Israel’s child education law to be amended

Israel is poised to amend its child education legislation to allow for the use of a cheaper and more convenient childcare option, as part of a wider push to reduce childcare costs in the country.

Under the new law, a single parent with two children aged under 5 and under 21 can enroll their child in a childcare provider for up to a week of each month, with the option of staying with them on the same day, without paying additional costs.

The new law is expected to go into effect by March 31.

It was previously set to come into force on January 1, 2019.

However, the government has now announced it will amend the legislation to make the childcare plan optional for the duration of a single child’s primary school education.

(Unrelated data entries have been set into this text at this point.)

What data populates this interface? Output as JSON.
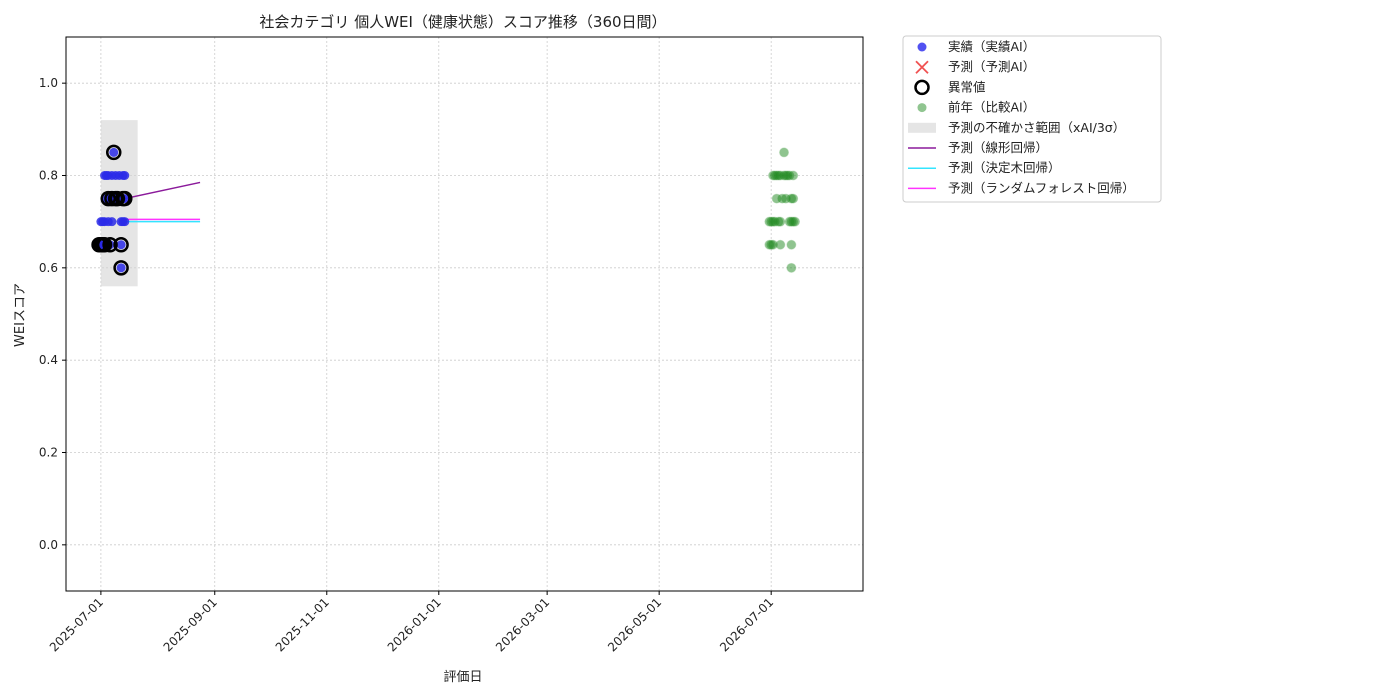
{
  "chart_data": {
    "type": "scatter",
    "title": "社会カテゴリ 個人WEI（健康状態）スコア推移（360日間）",
    "xlabel": "評価日",
    "ylabel": "WEIスコア",
    "xlim": [
      "2025-06-12",
      "2026-08-20"
    ],
    "ylim": [
      -0.1,
      1.1
    ],
    "yticks": [
      0.0,
      0.2,
      0.4,
      0.6,
      0.8,
      1.0
    ],
    "ytick_labels": [
      "0.0",
      "0.2",
      "0.4",
      "0.6",
      "0.8",
      "1.0"
    ],
    "xticks": [
      "2025-07-01",
      "2025-09-01",
      "2025-11-01",
      "2026-01-01",
      "2026-03-01",
      "2026-05-01",
      "2026-07-01"
    ],
    "grid": true,
    "legend_position": "outside-right",
    "legend": [
      {
        "label": "実績（実績AI）",
        "kind": "dot",
        "color": "#3333ee"
      },
      {
        "label": "予測（予測AI）",
        "kind": "x",
        "color": "#ee3333"
      },
      {
        "label": "異常値",
        "kind": "ring",
        "color": "#000000"
      },
      {
        "label": "前年（比較AI）",
        "kind": "dot-faint",
        "color": "#228b22"
      },
      {
        "label": "予測の不確かさ範囲（xAI/3σ）",
        "kind": "patch",
        "color": "#d3d3d3"
      },
      {
        "label": "予測（線形回帰）",
        "kind": "line",
        "color": "#8b1a9b"
      },
      {
        "label": "予測（決定木回帰）",
        "kind": "line",
        "color": "#33e5ff"
      },
      {
        "label": "予測（ランダムフォレスト回帰）",
        "kind": "line",
        "color": "#ff33ff"
      }
    ],
    "uncertainty_band": {
      "x_start": "2025-07-01",
      "x_end": "2025-07-21",
      "y_low": 0.56,
      "y_high": 0.92
    },
    "actual_points": [
      {
        "x": "2025-06-30",
        "y": 0.65
      },
      {
        "x": "2025-07-01",
        "y": 0.7
      },
      {
        "x": "2025-07-01",
        "y": 0.65
      },
      {
        "x": "2025-07-02",
        "y": 0.65
      },
      {
        "x": "2025-07-02",
        "y": 0.7
      },
      {
        "x": "2025-07-03",
        "y": 0.8
      },
      {
        "x": "2025-07-03",
        "y": 0.65
      },
      {
        "x": "2025-07-03",
        "y": 0.7
      },
      {
        "x": "2025-07-04",
        "y": 0.65
      },
      {
        "x": "2025-07-04",
        "y": 0.8
      },
      {
        "x": "2025-07-04",
        "y": 0.75
      },
      {
        "x": "2025-07-05",
        "y": 0.7
      },
      {
        "x": "2025-07-05",
        "y": 0.8
      },
      {
        "x": "2025-07-06",
        "y": 0.75
      },
      {
        "x": "2025-07-06",
        "y": 0.65
      },
      {
        "x": "2025-07-07",
        "y": 0.7
      },
      {
        "x": "2025-07-07",
        "y": 0.8
      },
      {
        "x": "2025-07-08",
        "y": 0.85
      },
      {
        "x": "2025-07-08",
        "y": 0.75
      },
      {
        "x": "2025-07-09",
        "y": 0.8
      },
      {
        "x": "2025-07-09",
        "y": 0.75
      },
      {
        "x": "2025-07-10",
        "y": 0.75
      },
      {
        "x": "2025-07-11",
        "y": 0.8
      },
      {
        "x": "2025-07-12",
        "y": 0.7
      },
      {
        "x": "2025-07-12",
        "y": 0.65
      },
      {
        "x": "2025-07-12",
        "y": 0.6
      },
      {
        "x": "2025-07-13",
        "y": 0.75
      },
      {
        "x": "2025-07-13",
        "y": 0.8
      },
      {
        "x": "2025-07-13",
        "y": 0.7
      },
      {
        "x": "2025-07-14",
        "y": 0.75
      },
      {
        "x": "2025-07-14",
        "y": 0.7
      },
      {
        "x": "2025-07-14",
        "y": 0.8
      }
    ],
    "anomaly_points": [
      {
        "x": "2025-06-30",
        "y": 0.65
      },
      {
        "x": "2025-07-01",
        "y": 0.65
      },
      {
        "x": "2025-07-02",
        "y": 0.65
      },
      {
        "x": "2025-07-03",
        "y": 0.65
      },
      {
        "x": "2025-07-06",
        "y": 0.65
      },
      {
        "x": "2025-07-05",
        "y": 0.75
      },
      {
        "x": "2025-07-07",
        "y": 0.75
      },
      {
        "x": "2025-07-08",
        "y": 0.85
      },
      {
        "x": "2025-07-09",
        "y": 0.75
      },
      {
        "x": "2025-07-10",
        "y": 0.75
      },
      {
        "x": "2025-07-12",
        "y": 0.65
      },
      {
        "x": "2025-07-12",
        "y": 0.6
      },
      {
        "x": "2025-07-13",
        "y": 0.75
      },
      {
        "x": "2025-07-14",
        "y": 0.75
      }
    ],
    "previous_year_points": [
      {
        "x": "2026-06-30",
        "y": 0.7
      },
      {
        "x": "2026-06-30",
        "y": 0.65
      },
      {
        "x": "2026-07-01",
        "y": 0.7
      },
      {
        "x": "2026-07-01",
        "y": 0.65
      },
      {
        "x": "2026-07-02",
        "y": 0.65
      },
      {
        "x": "2026-07-02",
        "y": 0.7
      },
      {
        "x": "2026-07-02",
        "y": 0.8
      },
      {
        "x": "2026-07-03",
        "y": 0.8
      },
      {
        "x": "2026-07-03",
        "y": 0.7
      },
      {
        "x": "2026-07-04",
        "y": 0.75
      },
      {
        "x": "2026-07-04",
        "y": 0.8
      },
      {
        "x": "2026-07-05",
        "y": 0.7
      },
      {
        "x": "2026-07-05",
        "y": 0.8
      },
      {
        "x": "2026-07-06",
        "y": 0.65
      },
      {
        "x": "2026-07-06",
        "y": 0.7
      },
      {
        "x": "2026-07-06",
        "y": 0.8
      },
      {
        "x": "2026-07-07",
        "y": 0.75
      },
      {
        "x": "2026-07-08",
        "y": 0.85
      },
      {
        "x": "2026-07-08",
        "y": 0.8
      },
      {
        "x": "2026-07-09",
        "y": 0.75
      },
      {
        "x": "2026-07-09",
        "y": 0.8
      },
      {
        "x": "2026-07-10",
        "y": 0.8
      },
      {
        "x": "2026-07-11",
        "y": 0.7
      },
      {
        "x": "2026-07-11",
        "y": 0.8
      },
      {
        "x": "2026-07-12",
        "y": 0.7
      },
      {
        "x": "2026-07-12",
        "y": 0.75
      },
      {
        "x": "2026-07-12",
        "y": 0.65
      },
      {
        "x": "2026-07-12",
        "y": 0.6
      },
      {
        "x": "2026-07-13",
        "y": 0.8
      },
      {
        "x": "2026-07-13",
        "y": 0.7
      },
      {
        "x": "2026-07-13",
        "y": 0.75
      },
      {
        "x": "2026-07-14",
        "y": 0.7
      }
    ],
    "forecast_lines": [
      {
        "name": "予測（線形回帰）",
        "color": "#8b1a9b",
        "x": [
          "2025-07-14",
          "2025-08-24"
        ],
        "y": [
          0.75,
          0.785
        ]
      },
      {
        "name": "予測（決定木回帰）",
        "color": "#33e5ff",
        "x": [
          "2025-07-14",
          "2025-08-24"
        ],
        "y": [
          0.7,
          0.7
        ]
      },
      {
        "name": "予測（ランダムフォレスト回帰）",
        "color": "#ff33ff",
        "x": [
          "2025-07-14",
          "2025-08-24"
        ],
        "y": [
          0.705,
          0.705
        ]
      }
    ],
    "colors": {
      "actual": "#2a2ae8",
      "anomaly": "#000000",
      "previous_year": "#228b22",
      "band": "#d3d3d3",
      "grid": "#cccccc"
    }
  }
}
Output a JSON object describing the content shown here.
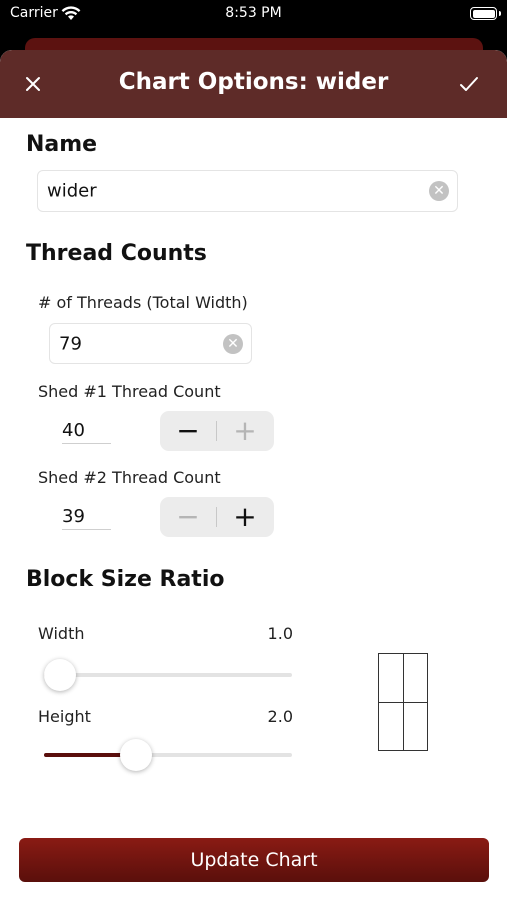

In a statement, the country’s education minister, Tzipi Hotovely, said the new legislation would allow parents to decide if they want to enroll their children in childcare providers for the week or the entire month.

This is part of the government’s plan to help children’s daily life in a time when childcare costs are growing in Israel and, increasingly, in the rest of the world, Hotovelly added.

In the meantime, parents will be able to enroll in a family childcare plan.

In recent years, Israeli parents have faced a growing crisis in the availability of childcare in Israel, with childcare providers increasingly turning to the cheaper and cheaper childcare providers offered by private companies.

Israel is not alone in introducing the childcare option to its childcare system.

In June, Germany also approved a childcare law, which would allow children up to age 6 to have childcare from home, for an extra fee of 30 euros ($36).

The European Union’s chief representative on child rights, Christophe Deloire, also said in June that the European Union would begin to take action to ensure the right to childcare is not only available to all children, but also to those who have chosen to leave the home environment.